Mental Mechanics What are Mental Mechanics?

Athletes are very familiar with the word mechanics. In the physical realm, mechanics refer to the functional and technical aspects of a skill – the mechanics of pitching for example. The idea is pretty simple; learn the proper mechanics, practice those mechanics, master those mechanics. When your mechanics are solid, your performance should be too. Learning proper mechanics also helps athletes when they’re struggling – identify where the mechanics are breaking down, tweak them, fix them and get back on track.

There are also Mental Mechanics and they work the same way. These mechanics also relate to the functional and technical aspects of a skill but in this case the skill is THINKING. The only skill any athlete engages 100% of the time is their thinking, and how they think is crucial. It will either make them better or worse, the same way as how they throw a ball or swing a club would.

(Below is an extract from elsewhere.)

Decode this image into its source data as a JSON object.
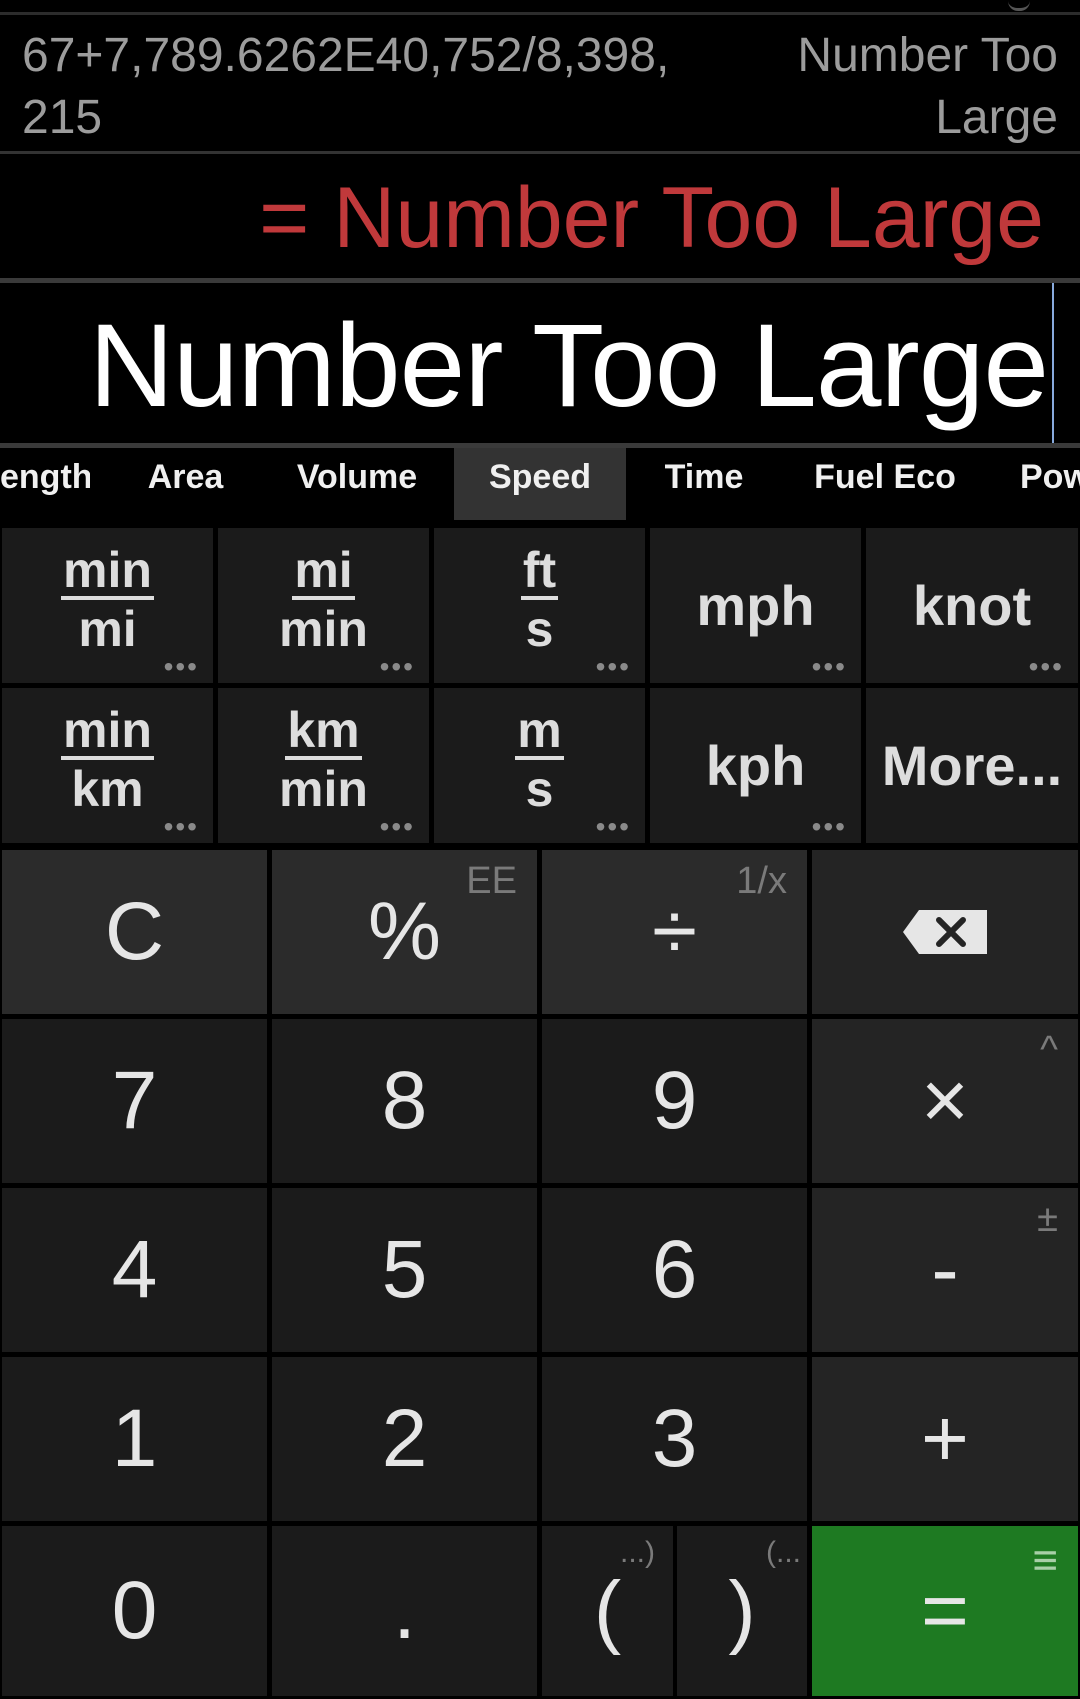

In the same way physical mechanics can be learned, practiced and mastered, so too can Mental Mechanics. Mind’s Eye Sports Performance has identified five Mental Mechanics that, collectively, create the “mental toughness” athletes desire and coaches covet.

Solid Mental Mechanics create the foundation that performance rests upon because, let’s face it, the brain runs the show. Building this foundation not only improves performance, but also contributes significantly to an athlete’s overall satisfaction and enjoyment of the sport they play. A solid “mental game” is also infinitely transferable to life beyond one’s playing days and can facilitate success in any endeavor.

Mind’s Eye Sports Performance assesses and develops 5 Mental Mechanics

Confidence is the foundational mental mechanic. It is the key to getting into the BOX. It is grounded in your thinking, not your performance. Confidence enhances your mindset, emotional control, resilience, and drive, and when your confidence wanes these other fundamental elements of the mental gear also grow weaker. Without confidence, players struggle to fully use their physical and technical tools, and their performance suffers.

Mindset is the ability to control and direct your thoughts. HOW you’re thinking – on the way to a game, warming up, while playing and after a game – is critical because it has a direct impact on your emotions and performance. There are three facets to mindset: setting the mind, settling the mind and anchoring the mind.

The energy generated by emotion can either enhance performance or get in the way of it. The key is to direct that emotional energy appropriately. Once you understand how emotions affect your performance, you can learn to manage them to produce a positive outcome – sharper focus, increased intensity, replenished energy.

Every Athlete makes mistakes and plays poorly at times. Great athletes have learned to move quickly past their mistakes. They have developed the mental ability to continue to perform well when bad things happen. They are resilient. Resilience is the ability to empty the BOX so that the only play you think about is the one unfolding in the present.

Drive is how athletes get better and accomplish big goals. Think of it as the blood, sweat, and tears mechanic. Drive is the application of the mental gear to the training of the physical and technical gears. It turns working out into training, changes goals from wishes into plans and helps athletes get the most out of their efforts and talents.

Performance Obstacles

Competing is challenging enough when it’s against an opponent, or the clock. Yet many athletes create additional, self-imposed obstacles that can interfere with performance and rob them of the natural pleasure competing should bring. Developing strong Mental Mechanics can help athletes conquer the obstacles that can get in their way. Examples of obstacles Mind’s Eye Sports Performance helps athletes overcome include:

Mental
Emotional
Behavioral
Limiting Beliefs

Signs and Signals

Your athlete may have already answered this question. They may have told you they want do whatever they can to improve, and this would include working on their mental game. But there are also other signs that might suggest developing stronger Mental Mechanics is needed.

  • Has their performance plateaued despite significant investments of time and money on training?
  • Are they stuck in a performance slump or lacking confidence?
  • Is there a concern about “choking?”
  • Is fear of failure or injury getting in their way?
  • Do they think too much about past failures, mistakes or bad luck?
  • Are they struggling with motivation, or not having fun anymore?
  • Do they seem depress? Anxious? Withdrawn? Angry? Irritable?
  • Are they dealing with an injury or return to play challenges?

If any of these seem to describe your athlete, Mind’s Eye Sports Performance can help.